═════ Data ═════

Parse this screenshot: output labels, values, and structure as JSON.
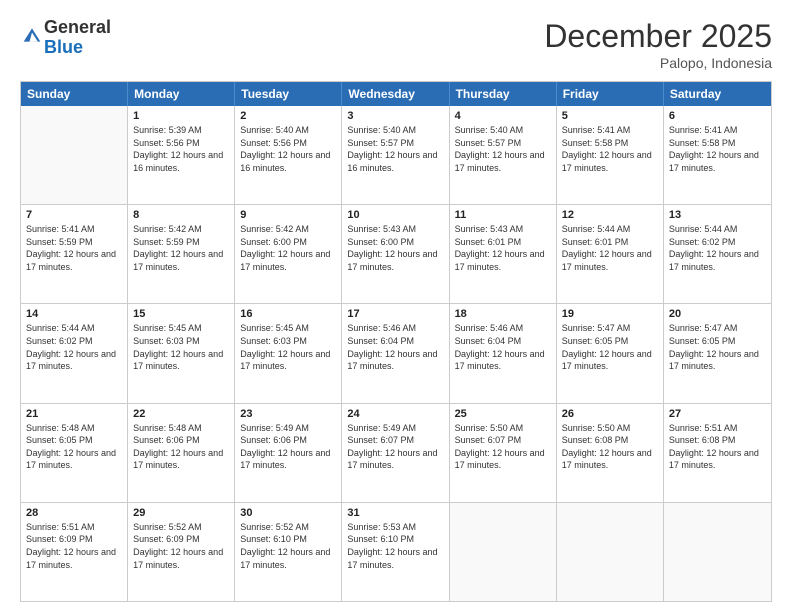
{
  "logo": {
    "general": "General",
    "blue": "Blue"
  },
  "header": {
    "title": "December 2025",
    "location": "Palopo, Indonesia"
  },
  "calendar": {
    "days": [
      "Sunday",
      "Monday",
      "Tuesday",
      "Wednesday",
      "Thursday",
      "Friday",
      "Saturday"
    ],
    "rows": [
      [
        {
          "day": "",
          "empty": true
        },
        {
          "day": "1",
          "sunrise": "5:39 AM",
          "sunset": "5:56 PM",
          "daylight": "12 hours and 16 minutes."
        },
        {
          "day": "2",
          "sunrise": "5:40 AM",
          "sunset": "5:56 PM",
          "daylight": "12 hours and 16 minutes."
        },
        {
          "day": "3",
          "sunrise": "5:40 AM",
          "sunset": "5:57 PM",
          "daylight": "12 hours and 16 minutes."
        },
        {
          "day": "4",
          "sunrise": "5:40 AM",
          "sunset": "5:57 PM",
          "daylight": "12 hours and 17 minutes."
        },
        {
          "day": "5",
          "sunrise": "5:41 AM",
          "sunset": "5:58 PM",
          "daylight": "12 hours and 17 minutes."
        },
        {
          "day": "6",
          "sunrise": "5:41 AM",
          "sunset": "5:58 PM",
          "daylight": "12 hours and 17 minutes."
        }
      ],
      [
        {
          "day": "7",
          "sunrise": "5:41 AM",
          "sunset": "5:59 PM",
          "daylight": "12 hours and 17 minutes."
        },
        {
          "day": "8",
          "sunrise": "5:42 AM",
          "sunset": "5:59 PM",
          "daylight": "12 hours and 17 minutes."
        },
        {
          "day": "9",
          "sunrise": "5:42 AM",
          "sunset": "6:00 PM",
          "daylight": "12 hours and 17 minutes."
        },
        {
          "day": "10",
          "sunrise": "5:43 AM",
          "sunset": "6:00 PM",
          "daylight": "12 hours and 17 minutes."
        },
        {
          "day": "11",
          "sunrise": "5:43 AM",
          "sunset": "6:01 PM",
          "daylight": "12 hours and 17 minutes."
        },
        {
          "day": "12",
          "sunrise": "5:44 AM",
          "sunset": "6:01 PM",
          "daylight": "12 hours and 17 minutes."
        },
        {
          "day": "13",
          "sunrise": "5:44 AM",
          "sunset": "6:02 PM",
          "daylight": "12 hours and 17 minutes."
        }
      ],
      [
        {
          "day": "14",
          "sunrise": "5:44 AM",
          "sunset": "6:02 PM",
          "daylight": "12 hours and 17 minutes."
        },
        {
          "day": "15",
          "sunrise": "5:45 AM",
          "sunset": "6:03 PM",
          "daylight": "12 hours and 17 minutes."
        },
        {
          "day": "16",
          "sunrise": "5:45 AM",
          "sunset": "6:03 PM",
          "daylight": "12 hours and 17 minutes."
        },
        {
          "day": "17",
          "sunrise": "5:46 AM",
          "sunset": "6:04 PM",
          "daylight": "12 hours and 17 minutes."
        },
        {
          "day": "18",
          "sunrise": "5:46 AM",
          "sunset": "6:04 PM",
          "daylight": "12 hours and 17 minutes."
        },
        {
          "day": "19",
          "sunrise": "5:47 AM",
          "sunset": "6:05 PM",
          "daylight": "12 hours and 17 minutes."
        },
        {
          "day": "20",
          "sunrise": "5:47 AM",
          "sunset": "6:05 PM",
          "daylight": "12 hours and 17 minutes."
        }
      ],
      [
        {
          "day": "21",
          "sunrise": "5:48 AM",
          "sunset": "6:05 PM",
          "daylight": "12 hours and 17 minutes."
        },
        {
          "day": "22",
          "sunrise": "5:48 AM",
          "sunset": "6:06 PM",
          "daylight": "12 hours and 17 minutes."
        },
        {
          "day": "23",
          "sunrise": "5:49 AM",
          "sunset": "6:06 PM",
          "daylight": "12 hours and 17 minutes."
        },
        {
          "day": "24",
          "sunrise": "5:49 AM",
          "sunset": "6:07 PM",
          "daylight": "12 hours and 17 minutes."
        },
        {
          "day": "25",
          "sunrise": "5:50 AM",
          "sunset": "6:07 PM",
          "daylight": "12 hours and 17 minutes."
        },
        {
          "day": "26",
          "sunrise": "5:50 AM",
          "sunset": "6:08 PM",
          "daylight": "12 hours and 17 minutes."
        },
        {
          "day": "27",
          "sunrise": "5:51 AM",
          "sunset": "6:08 PM",
          "daylight": "12 hours and 17 minutes."
        }
      ],
      [
        {
          "day": "28",
          "sunrise": "5:51 AM",
          "sunset": "6:09 PM",
          "daylight": "12 hours and 17 minutes."
        },
        {
          "day": "29",
          "sunrise": "5:52 AM",
          "sunset": "6:09 PM",
          "daylight": "12 hours and 17 minutes."
        },
        {
          "day": "30",
          "sunrise": "5:52 AM",
          "sunset": "6:10 PM",
          "daylight": "12 hours and 17 minutes."
        },
        {
          "day": "31",
          "sunrise": "5:53 AM",
          "sunset": "6:10 PM",
          "daylight": "12 hours and 17 minutes."
        },
        {
          "day": "",
          "empty": true
        },
        {
          "day": "",
          "empty": true
        },
        {
          "day": "",
          "empty": true
        }
      ]
    ]
  }
}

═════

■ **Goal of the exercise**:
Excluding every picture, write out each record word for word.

■ **Your solution**:
Parse this screenshot: output labels, values, and structure as JSON.
{
  "logo": {
    "general": "General",
    "blue": "Blue"
  },
  "header": {
    "title": "December 2025",
    "location": "Palopo, Indonesia"
  },
  "calendar": {
    "days": [
      "Sunday",
      "Monday",
      "Tuesday",
      "Wednesday",
      "Thursday",
      "Friday",
      "Saturday"
    ],
    "rows": [
      [
        {
          "day": "",
          "empty": true
        },
        {
          "day": "1",
          "sunrise": "5:39 AM",
          "sunset": "5:56 PM",
          "daylight": "12 hours and 16 minutes."
        },
        {
          "day": "2",
          "sunrise": "5:40 AM",
          "sunset": "5:56 PM",
          "daylight": "12 hours and 16 minutes."
        },
        {
          "day": "3",
          "sunrise": "5:40 AM",
          "sunset": "5:57 PM",
          "daylight": "12 hours and 16 minutes."
        },
        {
          "day": "4",
          "sunrise": "5:40 AM",
          "sunset": "5:57 PM",
          "daylight": "12 hours and 17 minutes."
        },
        {
          "day": "5",
          "sunrise": "5:41 AM",
          "sunset": "5:58 PM",
          "daylight": "12 hours and 17 minutes."
        },
        {
          "day": "6",
          "sunrise": "5:41 AM",
          "sunset": "5:58 PM",
          "daylight": "12 hours and 17 minutes."
        }
      ],
      [
        {
          "day": "7",
          "sunrise": "5:41 AM",
          "sunset": "5:59 PM",
          "daylight": "12 hours and 17 minutes."
        },
        {
          "day": "8",
          "sunrise": "5:42 AM",
          "sunset": "5:59 PM",
          "daylight": "12 hours and 17 minutes."
        },
        {
          "day": "9",
          "sunrise": "5:42 AM",
          "sunset": "6:00 PM",
          "daylight": "12 hours and 17 minutes."
        },
        {
          "day": "10",
          "sunrise": "5:43 AM",
          "sunset": "6:00 PM",
          "daylight": "12 hours and 17 minutes."
        },
        {
          "day": "11",
          "sunrise": "5:43 AM",
          "sunset": "6:01 PM",
          "daylight": "12 hours and 17 minutes."
        },
        {
          "day": "12",
          "sunrise": "5:44 AM",
          "sunset": "6:01 PM",
          "daylight": "12 hours and 17 minutes."
        },
        {
          "day": "13",
          "sunrise": "5:44 AM",
          "sunset": "6:02 PM",
          "daylight": "12 hours and 17 minutes."
        }
      ],
      [
        {
          "day": "14",
          "sunrise": "5:44 AM",
          "sunset": "6:02 PM",
          "daylight": "12 hours and 17 minutes."
        },
        {
          "day": "15",
          "sunrise": "5:45 AM",
          "sunset": "6:03 PM",
          "daylight": "12 hours and 17 minutes."
        },
        {
          "day": "16",
          "sunrise": "5:45 AM",
          "sunset": "6:03 PM",
          "daylight": "12 hours and 17 minutes."
        },
        {
          "day": "17",
          "sunrise": "5:46 AM",
          "sunset": "6:04 PM",
          "daylight": "12 hours and 17 minutes."
        },
        {
          "day": "18",
          "sunrise": "5:46 AM",
          "sunset": "6:04 PM",
          "daylight": "12 hours and 17 minutes."
        },
        {
          "day": "19",
          "sunrise": "5:47 AM",
          "sunset": "6:05 PM",
          "daylight": "12 hours and 17 minutes."
        },
        {
          "day": "20",
          "sunrise": "5:47 AM",
          "sunset": "6:05 PM",
          "daylight": "12 hours and 17 minutes."
        }
      ],
      [
        {
          "day": "21",
          "sunrise": "5:48 AM",
          "sunset": "6:05 PM",
          "daylight": "12 hours and 17 minutes."
        },
        {
          "day": "22",
          "sunrise": "5:48 AM",
          "sunset": "6:06 PM",
          "daylight": "12 hours and 17 minutes."
        },
        {
          "day": "23",
          "sunrise": "5:49 AM",
          "sunset": "6:06 PM",
          "daylight": "12 hours and 17 minutes."
        },
        {
          "day": "24",
          "sunrise": "5:49 AM",
          "sunset": "6:07 PM",
          "daylight": "12 hours and 17 minutes."
        },
        {
          "day": "25",
          "sunrise": "5:50 AM",
          "sunset": "6:07 PM",
          "daylight": "12 hours and 17 minutes."
        },
        {
          "day": "26",
          "sunrise": "5:50 AM",
          "sunset": "6:08 PM",
          "daylight": "12 hours and 17 minutes."
        },
        {
          "day": "27",
          "sunrise": "5:51 AM",
          "sunset": "6:08 PM",
          "daylight": "12 hours and 17 minutes."
        }
      ],
      [
        {
          "day": "28",
          "sunrise": "5:51 AM",
          "sunset": "6:09 PM",
          "daylight": "12 hours and 17 minutes."
        },
        {
          "day": "29",
          "sunrise": "5:52 AM",
          "sunset": "6:09 PM",
          "daylight": "12 hours and 17 minutes."
        },
        {
          "day": "30",
          "sunrise": "5:52 AM",
          "sunset": "6:10 PM",
          "daylight": "12 hours and 17 minutes."
        },
        {
          "day": "31",
          "sunrise": "5:53 AM",
          "sunset": "6:10 PM",
          "daylight": "12 hours and 17 minutes."
        },
        {
          "day": "",
          "empty": true
        },
        {
          "day": "",
          "empty": true
        },
        {
          "day": "",
          "empty": true
        }
      ]
    ]
  }
}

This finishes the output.